Robert Long


I graduated from Coventry University with a BSc in Applied Mathematics and Theoretical Physics. My final year project involved developing a generalised shallow water model for rotating flows with a turbulent Ekman layer which was then implemented numerically using a finite difference scheme.
Project title : 'A two-dimensional model for Oceanic and Atmospheric flows with a turbulent Ekman layer'

I am a member of the EPSRC Centre for Doctoral Training (CDT) in Fluid Dynamics here at Leeds. During the MSc component of the course I participated in a group project which involved numerical modelling of a flood demonstration model - 'Wetropolis'. The numerical findings ultimately led to a redesign and a new physical model to be used for outreach activities.
Project title : 'Wetropolis: Natural Flood Management demonstrator'

I am now in the middle of my PhD project looking at mathematical and numerical modelling of hydrodynamic convection in a rotating spherical shell.
Project title: 'Force balances and dynamical scaling of rotating convection'.

Research interests

Convection within the Earth’s fluid core generates the planetary magnetic field. The underlying fluid mechanics responsible for maintaining the magnetic field are still not completely understood. Core convection is vastly complicated with many ingredients such as rotation, the spherical geometry and how the mantle extracts heat from the top of the core all having important effects. My work uses the Leeds Spherical Dynamo code to investigate the fluid dynamic mechanisms of hydrodynamic (thermal) rotating convection.

Scaling behaviour of rotating convection

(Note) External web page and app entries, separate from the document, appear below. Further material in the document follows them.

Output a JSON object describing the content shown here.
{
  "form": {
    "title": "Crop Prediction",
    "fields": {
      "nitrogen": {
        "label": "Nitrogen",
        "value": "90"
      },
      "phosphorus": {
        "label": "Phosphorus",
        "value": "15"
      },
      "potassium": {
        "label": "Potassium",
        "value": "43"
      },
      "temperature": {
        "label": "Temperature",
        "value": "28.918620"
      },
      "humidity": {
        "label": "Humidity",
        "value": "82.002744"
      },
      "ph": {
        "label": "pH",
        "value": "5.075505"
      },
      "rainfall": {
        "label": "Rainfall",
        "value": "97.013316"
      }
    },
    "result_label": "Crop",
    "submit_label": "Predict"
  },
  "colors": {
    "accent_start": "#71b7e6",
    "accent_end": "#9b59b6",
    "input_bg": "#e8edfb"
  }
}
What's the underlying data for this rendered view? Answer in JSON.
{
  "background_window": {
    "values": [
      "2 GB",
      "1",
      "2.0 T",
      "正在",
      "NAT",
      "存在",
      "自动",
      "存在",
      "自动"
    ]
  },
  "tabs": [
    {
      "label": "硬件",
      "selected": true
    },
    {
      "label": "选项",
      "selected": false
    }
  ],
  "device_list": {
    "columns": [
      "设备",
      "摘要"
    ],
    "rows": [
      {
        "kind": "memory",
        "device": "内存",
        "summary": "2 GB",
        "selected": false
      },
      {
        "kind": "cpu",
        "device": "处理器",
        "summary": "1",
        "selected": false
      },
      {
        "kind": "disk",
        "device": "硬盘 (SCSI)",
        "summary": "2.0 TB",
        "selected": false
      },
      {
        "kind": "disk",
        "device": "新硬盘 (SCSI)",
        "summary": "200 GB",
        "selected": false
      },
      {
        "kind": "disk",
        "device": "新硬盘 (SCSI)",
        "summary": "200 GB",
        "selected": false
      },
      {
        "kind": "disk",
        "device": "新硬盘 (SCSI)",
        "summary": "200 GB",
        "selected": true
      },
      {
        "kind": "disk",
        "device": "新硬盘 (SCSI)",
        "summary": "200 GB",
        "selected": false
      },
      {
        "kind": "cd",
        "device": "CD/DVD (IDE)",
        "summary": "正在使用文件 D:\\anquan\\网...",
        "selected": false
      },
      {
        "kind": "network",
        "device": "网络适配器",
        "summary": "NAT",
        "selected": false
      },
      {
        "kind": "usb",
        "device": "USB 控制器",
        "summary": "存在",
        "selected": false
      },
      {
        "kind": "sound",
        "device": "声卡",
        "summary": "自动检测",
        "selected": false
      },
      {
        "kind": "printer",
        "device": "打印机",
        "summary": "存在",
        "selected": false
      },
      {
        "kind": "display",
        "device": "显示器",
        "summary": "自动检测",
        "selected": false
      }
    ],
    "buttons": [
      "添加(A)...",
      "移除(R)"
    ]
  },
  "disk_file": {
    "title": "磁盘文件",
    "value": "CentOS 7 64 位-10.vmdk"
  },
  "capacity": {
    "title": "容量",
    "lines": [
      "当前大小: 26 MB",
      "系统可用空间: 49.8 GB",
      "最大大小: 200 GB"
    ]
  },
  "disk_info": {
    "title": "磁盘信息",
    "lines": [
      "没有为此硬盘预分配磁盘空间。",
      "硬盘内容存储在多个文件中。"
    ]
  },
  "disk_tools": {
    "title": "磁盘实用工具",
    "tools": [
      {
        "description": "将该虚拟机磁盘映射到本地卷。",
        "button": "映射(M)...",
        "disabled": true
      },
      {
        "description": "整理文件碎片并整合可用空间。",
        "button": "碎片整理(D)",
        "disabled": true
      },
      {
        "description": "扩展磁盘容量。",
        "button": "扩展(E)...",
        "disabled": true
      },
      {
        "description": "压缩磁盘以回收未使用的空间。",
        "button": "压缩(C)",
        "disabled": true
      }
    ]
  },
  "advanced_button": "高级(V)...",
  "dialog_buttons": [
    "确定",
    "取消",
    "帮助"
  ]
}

Rotating convection in a plane layer is known to exist in different dynamical regimes depending on the values of the control parameters. We wanted to know if we can find similar regimes in spherical shell rotating convection. To answer this we have performed a systematic parameter study varying the control parameters representing the strength of rotation (Ekman number) and buoyancy (Rayleigh number) allowing us to developing scaling laws describing the flow properties and heat transfer. By correlating the observed changes in scaling behaviour we have constructed a regime diagram which allows us to specifically choose parameter values for future runs to investigate the dynamics most relevant to Earth's core.

Boundary layers in rotating convection

Thermal and viscous boundary layers in convection systems are responsible for controlling the global heat transfer and flow dynamics. Most studies have prescribed a fixed-temperature on the boundaries however for many astro- and geophysical applications fixed-flux thermal boundary conditions are appropriate (e.g. at the core-mantle boundary). Recently I have been evaluating different methods for defining the thermal layer thickness to find a robust definition allowing direct comparison between the different models used to study rotating convection.


  • MSc Fluid Dynamics, University of Leeds
  • BSc (Hons) Applied Mathematics and Theoretical Physics, Coventry University

Research groups and institutes

  • Deep Earth
  • Institute of Geophysics and Tectonics
  • Planetary Exploration